Other Yellow Steam Locomotives

Gray Steam Locomotives

Ten of the J3 Hudsons (5445-5454) were built streamlined (in 1938). The design was developed by Henry Dreyfuss. Half of these locomotives had boxpok drivers. The other half had Scullin double-disc drivers. These locomotives were used primarily for New York - Chicago service. Shrouding over the main air reservoirs was removed in 1941. All streamlining was removed from these locomotives in 1945.

Other North American Gray Steam Locomotives

Other Gray Steam Locomotives

Gold and Silver Steam Locomotives

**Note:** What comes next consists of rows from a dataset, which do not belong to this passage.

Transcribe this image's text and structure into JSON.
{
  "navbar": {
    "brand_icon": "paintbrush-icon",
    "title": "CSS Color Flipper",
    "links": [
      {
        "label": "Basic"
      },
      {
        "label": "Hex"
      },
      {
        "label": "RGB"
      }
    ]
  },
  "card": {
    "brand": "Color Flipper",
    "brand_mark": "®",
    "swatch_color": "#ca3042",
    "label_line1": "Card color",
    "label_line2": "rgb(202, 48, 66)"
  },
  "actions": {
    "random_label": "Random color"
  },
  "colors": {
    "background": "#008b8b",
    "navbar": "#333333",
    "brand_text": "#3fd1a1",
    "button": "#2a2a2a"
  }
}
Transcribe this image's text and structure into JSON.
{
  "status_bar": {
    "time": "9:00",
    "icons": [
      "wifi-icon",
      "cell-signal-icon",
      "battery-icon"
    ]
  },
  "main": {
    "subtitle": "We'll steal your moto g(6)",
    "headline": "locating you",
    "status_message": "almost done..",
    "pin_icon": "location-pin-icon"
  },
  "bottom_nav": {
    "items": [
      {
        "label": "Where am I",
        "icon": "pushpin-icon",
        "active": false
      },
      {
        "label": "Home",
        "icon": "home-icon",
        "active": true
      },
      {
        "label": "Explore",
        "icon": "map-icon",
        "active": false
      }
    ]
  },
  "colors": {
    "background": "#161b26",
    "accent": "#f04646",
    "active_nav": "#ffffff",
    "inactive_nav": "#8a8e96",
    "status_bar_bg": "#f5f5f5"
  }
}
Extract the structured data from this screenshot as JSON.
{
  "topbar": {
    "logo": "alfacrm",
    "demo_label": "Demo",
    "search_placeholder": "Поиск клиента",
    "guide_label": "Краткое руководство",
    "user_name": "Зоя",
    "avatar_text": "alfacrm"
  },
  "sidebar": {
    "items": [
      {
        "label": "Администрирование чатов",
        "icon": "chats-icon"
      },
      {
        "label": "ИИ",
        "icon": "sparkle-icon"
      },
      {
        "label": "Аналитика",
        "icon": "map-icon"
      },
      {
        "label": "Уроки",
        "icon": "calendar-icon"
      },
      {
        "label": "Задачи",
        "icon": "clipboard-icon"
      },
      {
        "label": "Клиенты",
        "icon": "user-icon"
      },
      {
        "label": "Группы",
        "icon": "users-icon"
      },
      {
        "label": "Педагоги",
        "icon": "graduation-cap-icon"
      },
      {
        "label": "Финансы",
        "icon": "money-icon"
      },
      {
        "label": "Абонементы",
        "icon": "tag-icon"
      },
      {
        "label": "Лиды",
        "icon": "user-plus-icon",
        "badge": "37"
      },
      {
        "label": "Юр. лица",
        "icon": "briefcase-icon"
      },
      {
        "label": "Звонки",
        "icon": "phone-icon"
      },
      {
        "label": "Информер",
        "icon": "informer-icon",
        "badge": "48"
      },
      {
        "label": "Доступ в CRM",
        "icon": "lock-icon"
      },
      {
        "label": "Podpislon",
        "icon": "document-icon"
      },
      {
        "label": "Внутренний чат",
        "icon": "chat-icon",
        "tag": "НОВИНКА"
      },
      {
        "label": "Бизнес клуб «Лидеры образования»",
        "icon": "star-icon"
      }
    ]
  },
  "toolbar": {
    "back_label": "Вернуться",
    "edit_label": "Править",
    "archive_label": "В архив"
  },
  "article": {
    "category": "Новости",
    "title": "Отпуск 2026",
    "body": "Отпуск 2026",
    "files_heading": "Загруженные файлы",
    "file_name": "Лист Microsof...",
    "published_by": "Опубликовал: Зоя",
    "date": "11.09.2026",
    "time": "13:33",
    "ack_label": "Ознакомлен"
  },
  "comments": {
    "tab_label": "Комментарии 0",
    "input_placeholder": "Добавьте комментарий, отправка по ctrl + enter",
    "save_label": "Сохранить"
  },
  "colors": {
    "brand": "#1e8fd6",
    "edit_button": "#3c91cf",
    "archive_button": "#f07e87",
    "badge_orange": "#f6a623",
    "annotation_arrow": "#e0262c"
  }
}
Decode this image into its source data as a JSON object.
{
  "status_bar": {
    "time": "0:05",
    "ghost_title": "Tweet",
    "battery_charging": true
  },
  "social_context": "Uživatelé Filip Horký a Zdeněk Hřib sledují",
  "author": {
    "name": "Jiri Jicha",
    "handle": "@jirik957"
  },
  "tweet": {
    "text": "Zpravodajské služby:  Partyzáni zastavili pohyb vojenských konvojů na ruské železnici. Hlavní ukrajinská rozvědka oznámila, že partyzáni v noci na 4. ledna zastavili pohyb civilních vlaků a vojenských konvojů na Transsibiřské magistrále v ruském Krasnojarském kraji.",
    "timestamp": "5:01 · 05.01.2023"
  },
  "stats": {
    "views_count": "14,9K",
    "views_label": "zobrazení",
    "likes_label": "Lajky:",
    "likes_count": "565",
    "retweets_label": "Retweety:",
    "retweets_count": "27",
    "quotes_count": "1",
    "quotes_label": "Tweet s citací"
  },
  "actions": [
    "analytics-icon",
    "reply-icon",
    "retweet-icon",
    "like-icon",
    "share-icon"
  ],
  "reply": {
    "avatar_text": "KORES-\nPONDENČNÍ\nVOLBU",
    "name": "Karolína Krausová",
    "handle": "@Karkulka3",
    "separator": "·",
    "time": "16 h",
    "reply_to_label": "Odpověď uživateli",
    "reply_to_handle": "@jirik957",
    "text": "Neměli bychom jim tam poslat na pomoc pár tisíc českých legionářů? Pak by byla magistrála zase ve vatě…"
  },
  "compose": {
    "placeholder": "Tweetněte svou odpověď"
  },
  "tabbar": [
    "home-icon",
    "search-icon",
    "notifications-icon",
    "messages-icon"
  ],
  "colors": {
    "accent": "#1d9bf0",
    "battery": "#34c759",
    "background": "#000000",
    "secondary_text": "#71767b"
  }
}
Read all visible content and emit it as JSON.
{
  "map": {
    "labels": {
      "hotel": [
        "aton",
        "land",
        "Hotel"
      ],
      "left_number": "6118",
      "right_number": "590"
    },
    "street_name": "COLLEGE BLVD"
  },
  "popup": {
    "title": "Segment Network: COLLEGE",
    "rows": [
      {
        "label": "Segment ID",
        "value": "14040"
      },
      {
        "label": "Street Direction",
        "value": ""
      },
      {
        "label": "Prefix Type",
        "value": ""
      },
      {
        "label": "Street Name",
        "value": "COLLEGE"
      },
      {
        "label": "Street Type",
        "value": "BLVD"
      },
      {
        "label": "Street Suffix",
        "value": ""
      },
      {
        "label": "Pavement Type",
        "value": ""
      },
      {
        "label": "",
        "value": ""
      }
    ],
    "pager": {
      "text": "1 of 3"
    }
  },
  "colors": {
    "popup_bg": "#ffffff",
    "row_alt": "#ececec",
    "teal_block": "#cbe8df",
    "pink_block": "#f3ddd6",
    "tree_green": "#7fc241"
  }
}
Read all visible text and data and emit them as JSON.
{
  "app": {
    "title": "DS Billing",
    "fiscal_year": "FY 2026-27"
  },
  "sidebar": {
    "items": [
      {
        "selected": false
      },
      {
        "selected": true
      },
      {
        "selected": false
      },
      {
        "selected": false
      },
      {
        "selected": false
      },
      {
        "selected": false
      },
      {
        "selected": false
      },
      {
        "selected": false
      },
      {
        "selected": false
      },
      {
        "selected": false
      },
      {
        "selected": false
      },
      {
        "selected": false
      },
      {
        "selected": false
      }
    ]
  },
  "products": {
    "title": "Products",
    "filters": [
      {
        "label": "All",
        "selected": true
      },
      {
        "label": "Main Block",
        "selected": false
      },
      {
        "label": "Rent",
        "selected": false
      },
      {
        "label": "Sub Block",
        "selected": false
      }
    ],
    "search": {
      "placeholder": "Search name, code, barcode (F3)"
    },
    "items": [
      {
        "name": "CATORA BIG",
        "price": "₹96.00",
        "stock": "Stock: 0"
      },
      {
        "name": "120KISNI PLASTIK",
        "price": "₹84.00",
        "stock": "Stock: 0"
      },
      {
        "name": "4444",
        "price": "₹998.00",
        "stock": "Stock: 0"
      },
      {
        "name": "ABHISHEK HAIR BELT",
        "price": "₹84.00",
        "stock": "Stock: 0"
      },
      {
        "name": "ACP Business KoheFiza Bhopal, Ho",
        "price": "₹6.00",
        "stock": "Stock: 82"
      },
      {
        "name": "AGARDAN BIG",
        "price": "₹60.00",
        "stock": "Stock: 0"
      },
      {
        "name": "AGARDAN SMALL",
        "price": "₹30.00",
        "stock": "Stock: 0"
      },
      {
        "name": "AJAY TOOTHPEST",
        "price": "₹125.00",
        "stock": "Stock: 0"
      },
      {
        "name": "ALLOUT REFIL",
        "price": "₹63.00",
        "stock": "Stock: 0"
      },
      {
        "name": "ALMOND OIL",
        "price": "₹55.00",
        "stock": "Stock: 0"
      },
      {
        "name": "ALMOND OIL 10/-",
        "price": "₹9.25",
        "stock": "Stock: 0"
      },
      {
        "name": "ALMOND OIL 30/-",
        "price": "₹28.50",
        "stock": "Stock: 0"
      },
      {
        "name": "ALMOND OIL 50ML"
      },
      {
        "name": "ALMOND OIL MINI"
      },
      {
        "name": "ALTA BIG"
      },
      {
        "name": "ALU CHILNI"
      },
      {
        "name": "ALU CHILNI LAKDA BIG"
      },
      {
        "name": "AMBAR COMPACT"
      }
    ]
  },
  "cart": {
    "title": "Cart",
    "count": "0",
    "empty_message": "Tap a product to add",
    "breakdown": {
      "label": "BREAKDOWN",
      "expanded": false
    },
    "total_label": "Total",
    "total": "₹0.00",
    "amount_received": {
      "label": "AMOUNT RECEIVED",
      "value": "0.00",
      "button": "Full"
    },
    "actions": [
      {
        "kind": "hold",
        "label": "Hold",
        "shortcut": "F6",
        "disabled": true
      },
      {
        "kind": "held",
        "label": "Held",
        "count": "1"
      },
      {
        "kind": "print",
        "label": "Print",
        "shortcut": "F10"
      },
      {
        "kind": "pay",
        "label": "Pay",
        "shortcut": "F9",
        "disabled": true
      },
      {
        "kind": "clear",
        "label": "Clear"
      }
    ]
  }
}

In 1964 CB&Q 5632 was painted with temporary (water-based) gold paint to help commemorate the 100th anniversary of CB&Q's suburban service. Chicago - Aurora runs were made on May 20, 1964 (a mid-week trip - on the actual day) and on May 23rd. The May 23rd trip consisted of a record number of passengers (about 3500) for a CB&Q fan trip (22 coaches were used). By June, 5632 was once again painted black. However, 5632 was again painted gold to celebrate the 50th anniversary of the opening of Kansas City Union Station with a trip to St. Joseph on October 31, 1964 and a trip to Bevier, Missouri on November 1. The trip on November 1, 1964 proved to be 5632's final (CB&Q excursion) trip for when she returned to Galesburg, she was stored unserviceable with no further extension on flue removal.

Other Gold and Silver Locomotives

Brown Steam Locomotives

I haven't seen any existing brown steam locomotives. However, Union Pacific's Omaha Shops shrouded two locomotives in 1937. The 7002 locomotive was built to pull heavy passenger trains over the Rocky Mountains, with massive 6-foot wheels driven by 4,000 horsepower. The 2906 was one of 10 P-13 Pacifics built for the UP by Baldwin in 1920. They were shrouded primarily to serve as relief power for the dieselized Cities streamliners between Omaha and Ogden or Denver. Pacific 2906 and Mountain 7002 served between 1939 and 1941 on the Forty-Niner, a heavyweight, all-Pullman streamliner departing five times a month from Chicago to San Francisco, site of the Golden Gate Exposition. The locos bore UP's prewar streamliner colors of Armour Yellow, Leaf Brown, and Scarlet. The 7002 ended its spectacular 32-year career as a rescuer engine for stalled locomotives.

Other North American Brown Locomotives

Other Brown Locomotives

Other Web Pages with Colored Steam Locomotives